for the Globe and Mail, Wall Street Journal and Penthouse
— I had a good idea who I might want to interview and what events could help shape my story. The hard work of four terrific
researchers allowed me to focus more time on writing.
WHAT SURPRISED YOU THE MOST?
Many people are deeply uncomfortable with a woman who is competent with firearms, let alone who enjoys them. It speaks volumes,
to me at least, about a larger cultural discomfort with women who are powerful and who can truly and effectively fight back
against violence, most of which, statistically, is perpetrated against them by men.
I was also deeply disturbed, once I started speaking to lawyers, prosecutors, police — and victims of domestic abuse — how
widespread is violence against women, and how difficult it remains to prevent or stop.
There is also a major national trend — teen shooting — that remains unexplored by traditional media. More than 110,000 teens
are enrolled in courses offered by the 4-H Clubs. Shooting, for many Americans, is a fun, safe and pleasant family activity.
But you won't read about it in most magazines because the subject is so controversial and might alienate readers or advertisers.
HAVE YOUR VIEWS ON GUN OWNERSHIP CHANGED AS A RESULT OF YOUR RESEARCH?
I still feel strongly that it's a deeply personal choice. But it's also a choice whose tragic consequences — suicide, homicide,
accident, criminal use — some gun-owners, and certainly the most vocal proponents of gun ownership, seem to overlook or ignore.
I wish we could initiate a much wider and more nuanced conversation about the effects of private gun use. But after several
years of research and more than 100 interviews, I came away frustrated by the cynicism and mistrust on both sides of the issue.
I think we need to talk more about guns and their role in our lives — for pleasure, especially, in the shooting sports and in

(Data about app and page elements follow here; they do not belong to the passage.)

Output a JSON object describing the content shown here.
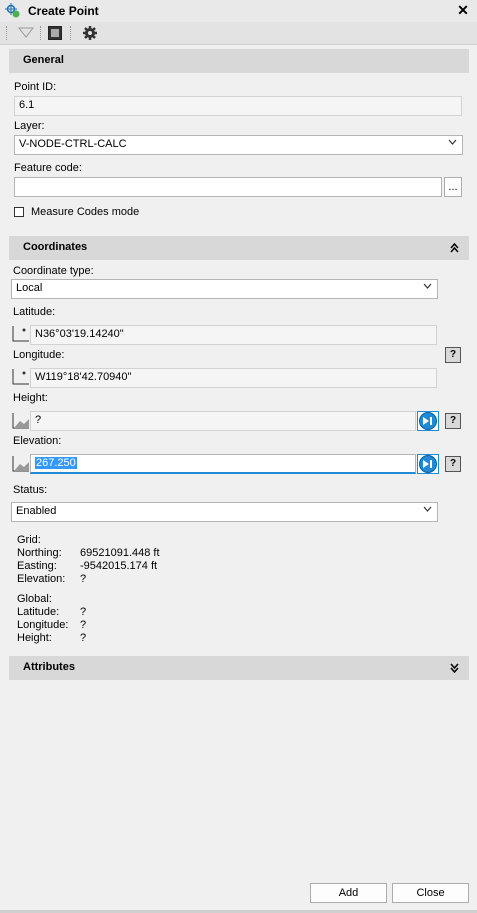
{
  "window": {
    "title": "Create Point",
    "close_glyph": "✕"
  },
  "general": {
    "header": "General",
    "point_id_label": "Point ID:",
    "point_id_value": "6.1",
    "layer_label": "Layer:",
    "layer_value": "V-NODE-CTRL-CALC",
    "feature_code_label": "Feature code:",
    "feature_code_value": "",
    "browse_label": "...",
    "measure_codes_label": "Measure Codes mode"
  },
  "coordinates": {
    "header": "Coordinates",
    "coord_type_label": "Coordinate type:",
    "coord_type_value": "Local",
    "latitude_label": "Latitude:",
    "latitude_value": "N36°03'19.14240\"",
    "longitude_label": "Longitude:",
    "longitude_value": "W119°18'42.70940\"",
    "height_label": "Height:",
    "height_value": "?",
    "elevation_label": "Elevation:",
    "elevation_value": "267.250",
    "status_label": "Status:",
    "status_value": "Enabled",
    "help_glyph": "?"
  },
  "grid": {
    "label": "Grid:",
    "northing_label": "Northing:",
    "northing_value": "69521091.448 ft",
    "easting_label": "Easting:",
    "easting_value": "-9542015.174 ft",
    "elevation_label": "Elevation:",
    "elevation_value": "?"
  },
  "global": {
    "label": "Global:",
    "latitude_label": "Latitude:",
    "latitude_value": "?",
    "longitude_label": "Longitude:",
    "longitude_value": "?",
    "height_label": "Height:",
    "height_value": "?"
  },
  "attributes": {
    "header": "Attributes"
  },
  "footer": {
    "add_label": "Add",
    "close_label": "Close"
  },
  "colors": {
    "accent": "#1f8ad6",
    "section_bg": "#d8d8d8",
    "selection": "#3399ff"
  }
}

hunting — in a non-combative way. I'm not particularly hopeful that we can.
DO MEN AND WOMEN THINK DIFFERENTLY ABOUT GUNS?
I think men and women have different levels of comfort with power. In our culture, strength and the ability to protect yourself,
and others, remains, for many people, a skill we consider masculine or manly. Women who like guns, and who handle them with
competence and confidence, often make an unsettling figure, for men and women alike. The idea of a woman buying a handgun for
self-defense, especially, really offends many people.
I understand concerns about potential gun violence and misuse — but I'm equally offended by the unrelenting violence against
women that often goes unpunished, let alone is culturally rewarded. Buying a gun does not address these complex, larger issues.
But it deeply comforts some of the women who have made that choice — and who don't see any better option.